RECORDS SHOWN >>
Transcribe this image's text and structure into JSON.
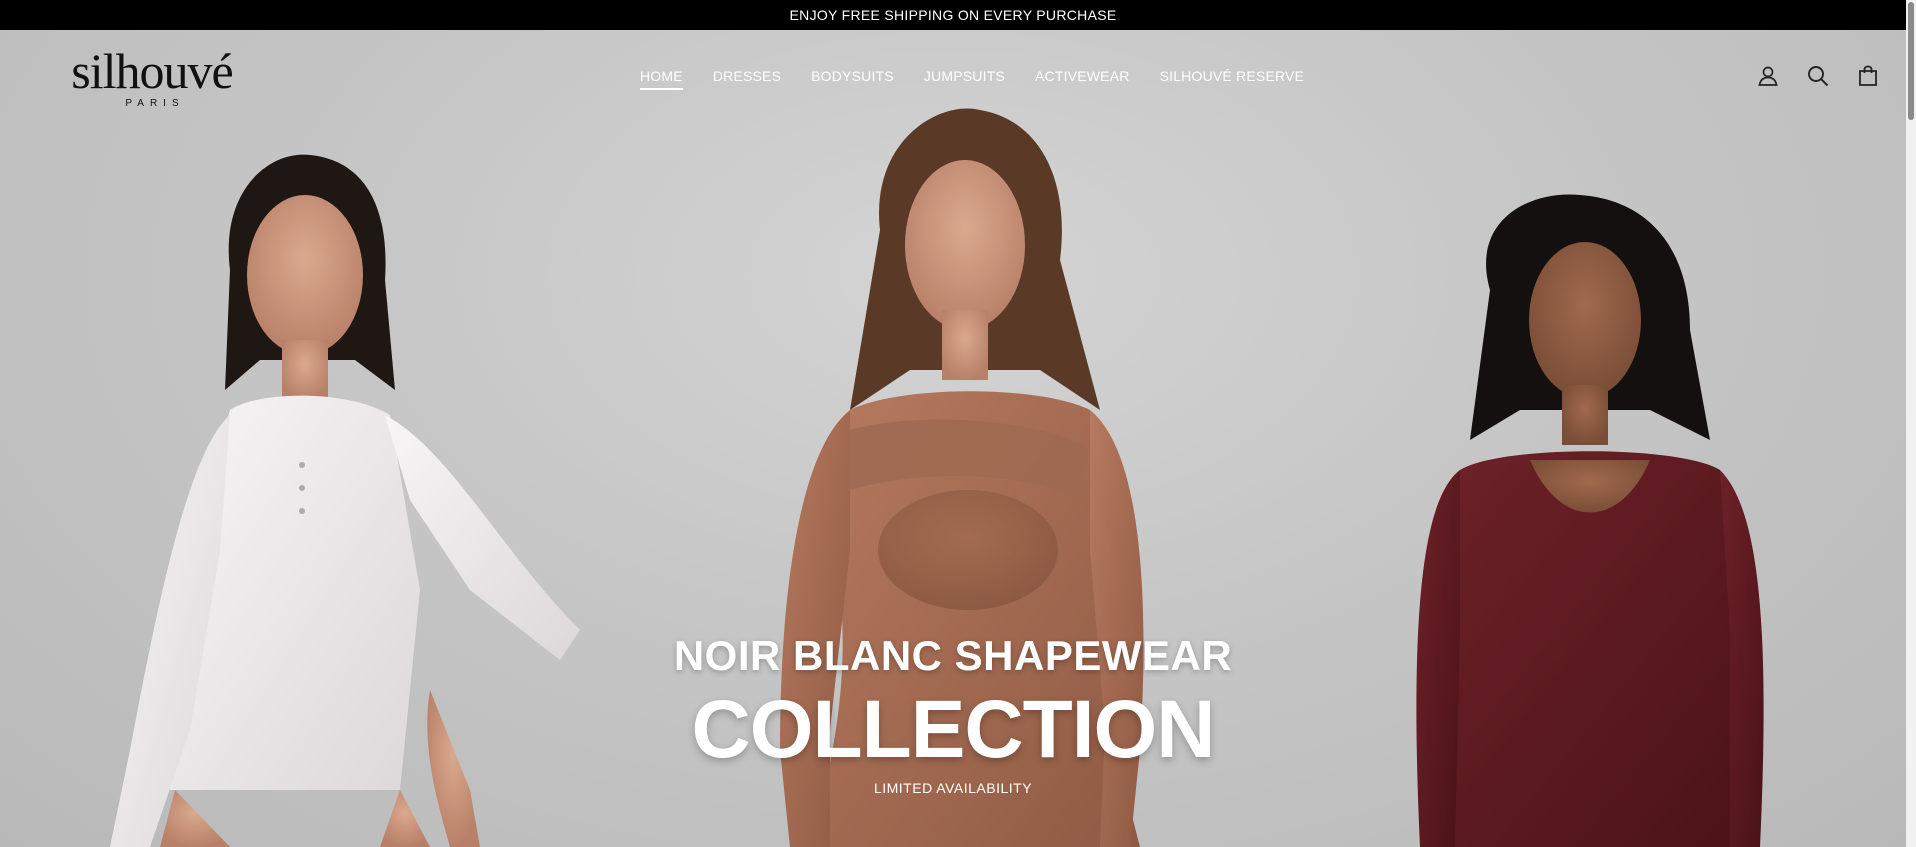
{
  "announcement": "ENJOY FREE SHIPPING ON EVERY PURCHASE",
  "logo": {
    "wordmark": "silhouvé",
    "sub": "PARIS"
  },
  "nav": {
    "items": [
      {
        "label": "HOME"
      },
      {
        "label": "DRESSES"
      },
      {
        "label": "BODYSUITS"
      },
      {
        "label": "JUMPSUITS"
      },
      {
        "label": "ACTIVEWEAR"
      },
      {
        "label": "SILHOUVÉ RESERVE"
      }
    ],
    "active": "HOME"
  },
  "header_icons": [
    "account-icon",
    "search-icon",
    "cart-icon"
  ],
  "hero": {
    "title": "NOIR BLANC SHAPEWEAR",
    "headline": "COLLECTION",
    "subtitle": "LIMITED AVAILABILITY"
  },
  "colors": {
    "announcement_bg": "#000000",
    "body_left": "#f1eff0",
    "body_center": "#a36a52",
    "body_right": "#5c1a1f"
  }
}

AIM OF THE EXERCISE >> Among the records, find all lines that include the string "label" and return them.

RESPONSE >>
        "label": "HOME"
        "label": "DRESSES"
        "label": "BODYSUITS"
        "label": "JUMPSUITS"
        "label": "ACTIVEWEAR"
        "label": "SILHOUVÉ RESERVE"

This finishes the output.